Monday, July 22, 2013
Noles relishing role of underdog
By David M. Hale
GREENSBORO, N.C. -- Florida State might be the reigning ACC champ, but it's not the favorite to win the league again. In fact, the Seminoles were cast in the role of decided underdog when the media's preseason predictions were announced Monday, and they couldn't be happier with that status.
"When you're the underdog and everyone's against you, you're out to prove something, you're hungry, you're starting over," cornerback Lamarcus Joyner said. "That's how you build. You want to be the underdog, have the doubters and have that chip on your shoulder."
Clemson was the runaway favorite to win the Atlantic Division and the conference title -- a status usually afforded Florida State. The Seminoles have been picked to win the Atlantic all but one season (2008) since division play began -- until now.
According to the media, Florida State will be chasing Sammy Watkins and Clemson for the ACC conference and Atlantic Division titles.
It's good to be appreciated, Joyner said, but it's not always easy to wear the target on your chest. He expects that's a lesson Clemson will learn quickly.
"Good luck with that," Joyner said. "That's a lot of pressure. When you're the favorite, all you can do is go down. You've got to endure when you're on top like that and have everybody on your side. You have to find a way to find some motivation. The underdog, the ceiling is higher."
Media seemed to feel Clemson's ceiling was pretty high, too, and the rationale was simple.
Clemson returns several big stars, including quarterback Tajh Boyd, who was named the conference's preseason player of the year. Florida State, meanwhile, lost its starting quarterback, along with 12 other starters. That's pointed the spotlight squarely in Clemson's direction -- for better or worse.
"I prefer the underdog role," Boyd said. "I think, as an American, we love the underdogs. That's the nature of the business. I love being the underdog because it gives you that much more motivation, encouragement.
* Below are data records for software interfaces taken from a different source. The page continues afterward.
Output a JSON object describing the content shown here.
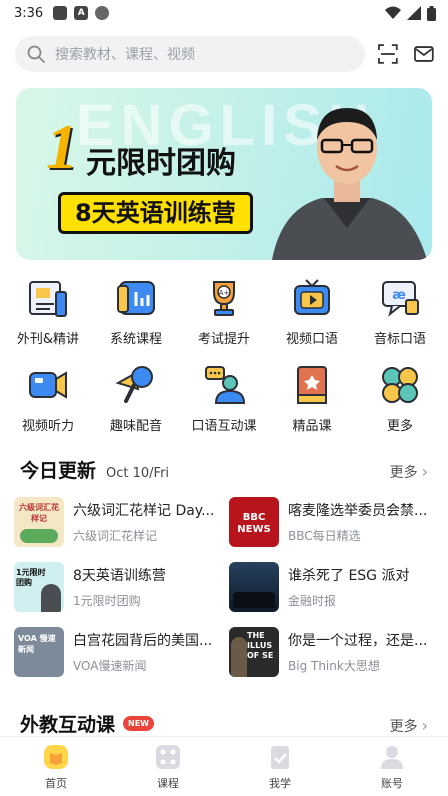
{
  "status_bar": {
    "time": "3:36"
  },
  "search": {
    "placeholder": "搜索教材、课程、视频"
  },
  "banner": {
    "watermark": "ENGLISH",
    "big_number": "1",
    "headline": "元限时团购",
    "pill_text": "8天英语训练营"
  },
  "grid": {
    "row1": [
      {
        "label": "外刊&精讲",
        "icon": "newspaper-icon"
      },
      {
        "label": "系统课程",
        "icon": "bar-chart-icon"
      },
      {
        "label": "考试提升",
        "icon": "trophy-icon"
      },
      {
        "label": "视频口语",
        "icon": "tv-play-icon"
      },
      {
        "label": "音标口语",
        "icon": "speech-bubble-icon"
      }
    ],
    "row2": [
      {
        "label": "视频听力",
        "icon": "camera-icon"
      },
      {
        "label": "趣味配音",
        "icon": "microphone-icon"
      },
      {
        "label": "口语互动课",
        "icon": "tutor-icon"
      },
      {
        "label": "精品课",
        "icon": "book-icon"
      },
      {
        "label": "更多",
        "icon": "clover-icon"
      }
    ]
  },
  "today": {
    "title": "今日更新",
    "date": "Oct 10/Fri",
    "more": "更多",
    "items": [
      {
        "title": "六级词汇花样记 Day...",
        "sub": "六级词汇花样记",
        "thumb_text": "六级词汇花样记"
      },
      {
        "title": "喀麦隆选举委员会禁...",
        "sub": "BBC每日精选",
        "thumb_text": "BBC NEWS"
      },
      {
        "title": "8天英语训练营",
        "sub": "1元限时团购",
        "thumb_text": "1元限时团购"
      },
      {
        "title": "谁杀死了 ESG 派对",
        "sub": "金融时报",
        "thumb_text": ""
      },
      {
        "title": "白宫花园背后的美国...",
        "sub": "VOA慢速新闻",
        "thumb_text": "VOA 慢速新闻"
      },
      {
        "title": "你是一个过程，还是...",
        "sub": "Big Think大思想",
        "thumb_text": "THE ILLUS OF SE"
      }
    ]
  },
  "foreign": {
    "title": "外教互动课",
    "badge": "NEW",
    "more": "更多"
  },
  "nav": [
    {
      "label": "首页",
      "icon": "home-icon",
      "active": true
    },
    {
      "label": "课程",
      "icon": "grid-icon",
      "active": false
    },
    {
      "label": "我学",
      "icon": "clipboard-check-icon",
      "active": false
    },
    {
      "label": "账号",
      "icon": "person-icon",
      "active": false
    }
  ],
  "colors": {
    "accent": "#f5b400",
    "banner_yellow": "#ffe000",
    "icon_blue": "#3d8bf2",
    "icon_orange": "#f7a23b"
  }
}
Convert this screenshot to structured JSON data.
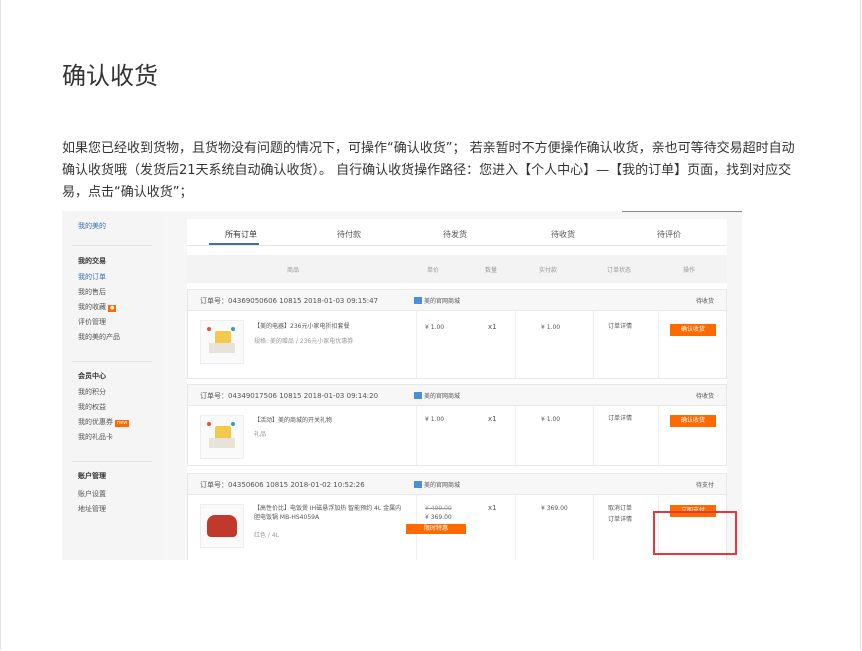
{
  "page": {
    "title": "确认收货",
    "intro": "如果您已经收到货物，且货物没有问题的情况下，可操作“确认收货”； 若亲暂时不方便操作确认收货，亲也可等待交易超时自动确认收货哦（发货后21天系统自动确认收货）。 自行确认收货操作路径：您进入【个人中心】—【我的订单】页面，找到对应交易，点击“确认收货”；"
  },
  "screenshot": {
    "sidebar": {
      "top_link": "我的美的",
      "sections": [
        {
          "title": "我的交易",
          "items": [
            "我的订单",
            "我的售后",
            "我的收藏",
            "评价管理",
            "我的美的产品"
          ]
        },
        {
          "title": "会员中心",
          "items": [
            "我的积分",
            "我的权益",
            "我的优惠券",
            "我的礼品卡"
          ]
        },
        {
          "title": "账户管理",
          "items": [
            "账户设置",
            "地址管理"
          ]
        }
      ],
      "new_badge": "new"
    },
    "tabs": [
      "所有订单",
      "待付款",
      "待发货",
      "待收货",
      "待评价"
    ],
    "columns": [
      "商品",
      "单价",
      "数量",
      "实付款",
      "订单状态",
      "操作"
    ],
    "orders": [
      {
        "number": "订单号：04369050606 10815   2018-01-03 09:15:47",
        "store": "美的官网商城",
        "status_top": "待收货",
        "name": "【美的电器】236元小家电折扣套餐",
        "sub": "规格: 美的赠品 / 236元小家电优惠券",
        "price": "¥ 1.00",
        "qty": "x1",
        "paid": "¥ 1.00",
        "status": "订单详情",
        "button": "确认收货"
      },
      {
        "number": "订单号：04349017506 10815   2018-01-03 09:14:20",
        "store": "美的官网商城",
        "status_top": "待收货",
        "name": "【活动】美的商城的开关礼物",
        "sub": "礼品",
        "price": "¥ 1.00",
        "qty": "x1",
        "paid": "¥ 1.00",
        "status": "订单详情",
        "button": "确认收货"
      },
      {
        "number": "订单号：04350606 10815   2018-01-02 10:52:26",
        "store": "美的官网商城",
        "status_top": "待支付",
        "name": "【高性价比】电饭煲 IH磁悬浮加热 智能预约 4L 金属内胆电饭锅 MB-HS4059A",
        "sub": "红色 / 4L",
        "price": "¥ 499.00",
        "price_now": "¥ 369.00",
        "promo": "限时特惠",
        "qty": "x1",
        "paid": "¥ 369.00",
        "status": "取消订单",
        "status2": "订单详情",
        "button": "立即支付"
      }
    ]
  }
}
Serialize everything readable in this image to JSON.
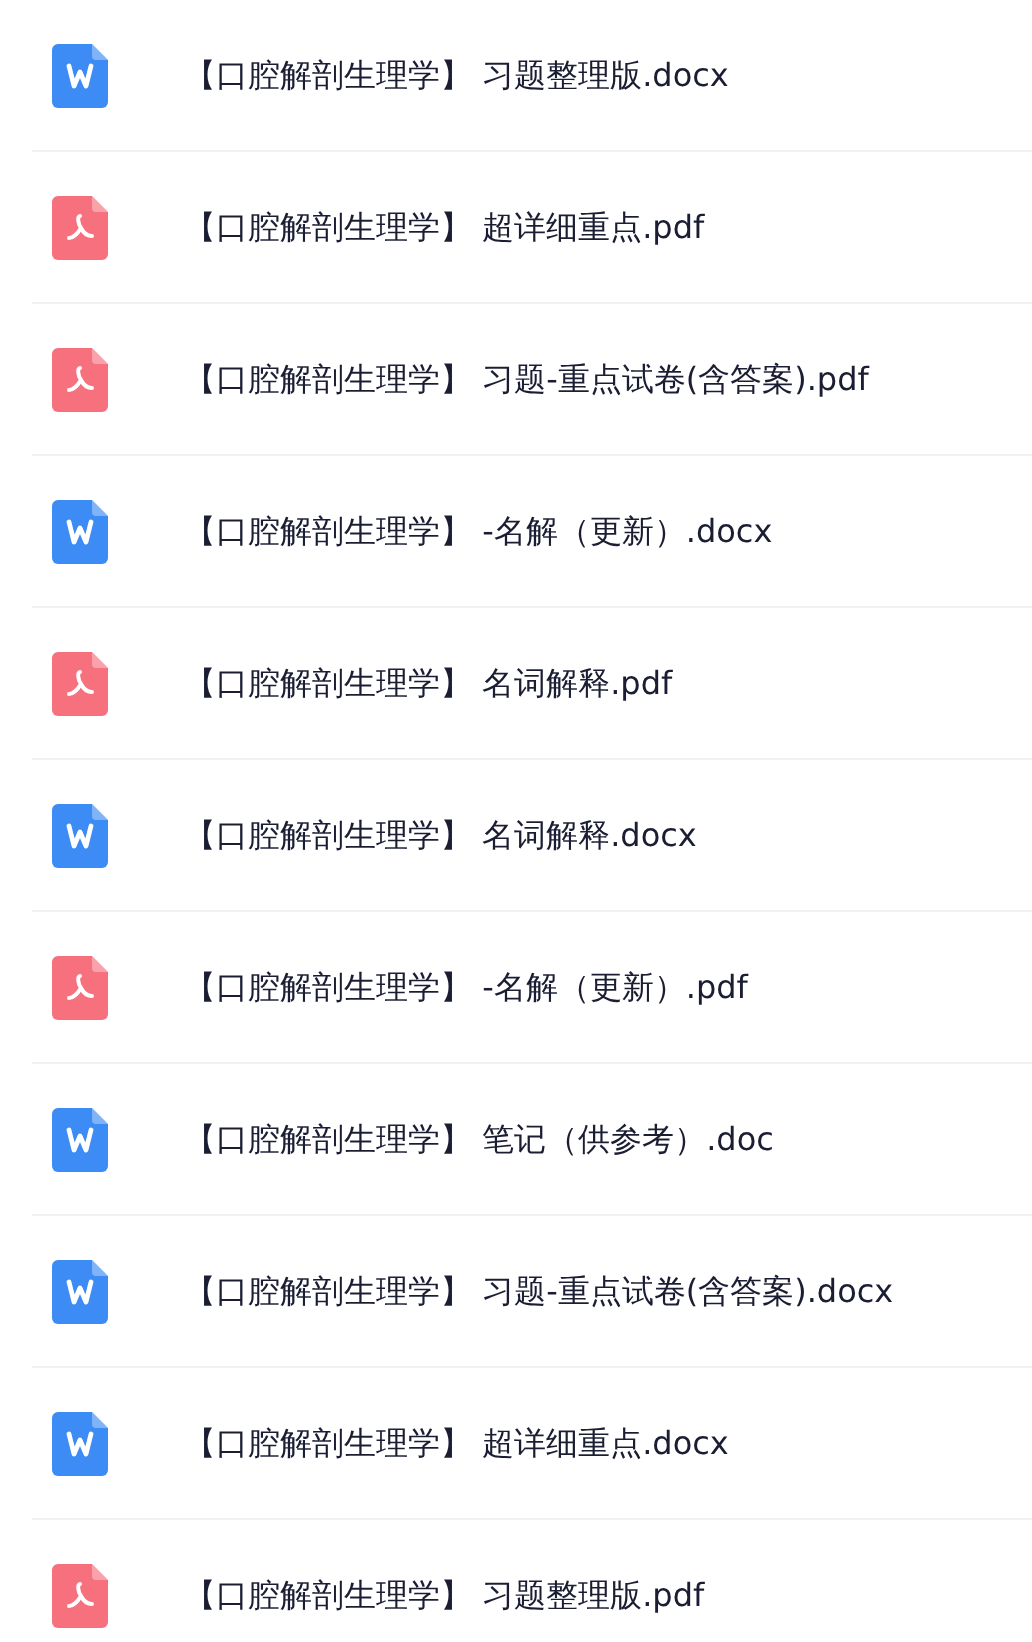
{
  "files": [
    {
      "kind": "word",
      "name": "【口腔解剖生理学】 习题整理版.docx"
    },
    {
      "kind": "pdf",
      "name": "【口腔解剖生理学】 超详细重点.pdf"
    },
    {
      "kind": "pdf",
      "name": "【口腔解剖生理学】 习题-重点试卷(含答案).pdf"
    },
    {
      "kind": "word",
      "name": "【口腔解剖生理学】 -名解（更新）.docx"
    },
    {
      "kind": "pdf",
      "name": "【口腔解剖生理学】 名词解释.pdf"
    },
    {
      "kind": "word",
      "name": "【口腔解剖生理学】 名词解释.docx"
    },
    {
      "kind": "pdf",
      "name": "【口腔解剖生理学】 -名解（更新）.pdf"
    },
    {
      "kind": "word",
      "name": "【口腔解剖生理学】 笔记（供参考）.doc"
    },
    {
      "kind": "word",
      "name": "【口腔解剖生理学】 习题-重点试卷(含答案).docx"
    },
    {
      "kind": "word",
      "name": "【口腔解剖生理学】 超详细重点.docx"
    },
    {
      "kind": "pdf",
      "name": "【口腔解剖生理学】 习题整理版.pdf"
    }
  ]
}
But at the same time, when you're on the top, it's going out and performing what you're capable of."
Of course, as much as Florida State appears content to let Clemson enjoy the spotlight, Jimbo Fisher isn't conceding anything.
After happily ratcheting up expectations a year ago, Fisher said his outlook hasn't changed much.
"In your minds," Fisher said when asked if expectations weren't as high. "They are for us."
Fisher points to the significant playing time first-year starters such as Telvin Smith, Timmy Jernigan and James Wilder Jr. got as reserves in past seasons and said the accounting done by pundits often doesn't consider just how much success those players have already tasted.
"This is still a talented football team," Fisher said. "We have the least amount of starters back in the ACC, but we have more junior and senior starters than we had a year ago. We have a lot of guys who played significant snaps. They still played a lot of plays in big games. Even though they're not considered returning starters, they're very talented and will have a huge impact on our team."
Of course, all the preseason bluster will start to fade once the games begin, and Clemson and Florida State will settle any debate when they face off in Death Valley on Oct. 19. It's a date Boyd said he already has circled on his calendar.
"I think regardless of the situation, especially on this side of the conference, it comes down to Florida State and Clemson," he said. "It's always an intriguing game. But those guys get a chance to come to us. I talked to Lamarcus and Terrence [Brooks] over there. They're excited about it. When you have a chance to play opponents like that, it makes the game that much sweeter."